The affirmation titled “Affirmation: Faithful Living at the End-of-Life” begins by stating, “God’s good gift of life does not come without God’s guidance, guidance carried in the Scriptures of Old and New Testaments and interpreted in our confessions of faith.” It lifts up the advances in medical science that have prolonged life and reduced pain and affirms God’s “abiding presence” which accompanies this process. I would have preferred it reference God as ‘Creator’ of life, rather than its ‘cosmic Giver’ and I believe scripture teaches that God views human beings as more than “part of the web of creation” (whatever that might mean)—but perhaps I’m just being word-picky.
Death is described as a “purposeful journey” and the completion of our baptisms. While the suffering that often accompanies death and the frailty of our human bodies is readily acknowledged, so is the power of resurrection that empowers us even in grief to respond with hope.

One paragraph in the affirmation especially gives me pause. The language is reminiscent of sections of the abortion policy document that permit—even condone—a woman’s choice to abort her child. “Decisions to hasten death may be understandable as a last resort” rings with the warning reminder of how quickly, “Abortion ought to be an option of last resort” became abortions covered in the Board of Pensions Medical Benefits Plan. Will decisions to hasten death—deep sedation, physician assisted suicide—also become covered under the medical benefits we provide for our pastors and their families? 

And this statement reeks of a utilitarian view of human life:
While sharing in the historic Christian opposition to suicide, we do not find it condemned in Scripture nor see ourselves called to judge others, particularly those facing irreversible deterioration of awareness and bodily function.”
And then there is this:
“Palliative (or terminal) sedation may in some cases be chosen prayerfully and within one’s fully informed circle of care, knowing that death is typically a byproduct at some point.”
Recommendation 4, calls for support for persons facing end-of-life decisions in seven sub-points. It encourages all PCUSA members and friends to develop end-of-life directives, living wills or POLSTS; affirms doctor patient discussions, affirms judicial and legislative presidents that protect rights to refuse treatment, hydration and nutrition; recognizes diversity among Presbyterians regarding physician assisted suicide and calls for regulations that protect the vulnerable; supports study of PAS; encourages organ donation as a gracious gift, and encourages careful planning of funerals.

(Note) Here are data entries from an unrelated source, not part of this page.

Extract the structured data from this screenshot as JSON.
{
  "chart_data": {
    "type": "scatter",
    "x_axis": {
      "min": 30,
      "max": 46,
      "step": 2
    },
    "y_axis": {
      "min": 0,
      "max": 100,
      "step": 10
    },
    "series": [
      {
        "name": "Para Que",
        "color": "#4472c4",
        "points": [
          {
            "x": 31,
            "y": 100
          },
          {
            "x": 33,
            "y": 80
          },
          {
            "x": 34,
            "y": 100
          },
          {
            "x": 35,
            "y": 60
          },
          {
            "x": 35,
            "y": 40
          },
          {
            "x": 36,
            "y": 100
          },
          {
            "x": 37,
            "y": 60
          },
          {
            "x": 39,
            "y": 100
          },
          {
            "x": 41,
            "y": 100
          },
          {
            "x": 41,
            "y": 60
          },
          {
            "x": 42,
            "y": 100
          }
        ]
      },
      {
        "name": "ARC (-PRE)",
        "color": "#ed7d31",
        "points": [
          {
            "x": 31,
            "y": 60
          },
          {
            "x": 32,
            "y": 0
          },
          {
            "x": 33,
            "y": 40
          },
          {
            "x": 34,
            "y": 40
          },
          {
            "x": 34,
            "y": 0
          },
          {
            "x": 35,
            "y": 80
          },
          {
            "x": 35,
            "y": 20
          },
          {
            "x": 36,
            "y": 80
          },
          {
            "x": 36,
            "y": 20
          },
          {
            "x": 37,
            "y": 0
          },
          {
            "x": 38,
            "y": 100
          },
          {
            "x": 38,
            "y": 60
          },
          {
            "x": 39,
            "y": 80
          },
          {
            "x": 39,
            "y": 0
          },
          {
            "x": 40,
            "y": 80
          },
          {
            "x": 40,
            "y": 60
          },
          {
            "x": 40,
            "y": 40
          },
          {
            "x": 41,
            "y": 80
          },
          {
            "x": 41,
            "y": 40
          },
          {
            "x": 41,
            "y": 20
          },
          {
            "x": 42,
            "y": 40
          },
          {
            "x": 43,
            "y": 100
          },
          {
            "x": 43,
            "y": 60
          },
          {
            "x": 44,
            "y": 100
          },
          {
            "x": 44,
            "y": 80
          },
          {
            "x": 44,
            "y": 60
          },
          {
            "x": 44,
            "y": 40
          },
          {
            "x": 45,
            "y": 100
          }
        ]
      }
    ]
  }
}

Lots of potential and plentiful room for pitfalls. Commissioners, Please proceed with prayer, care, and caution!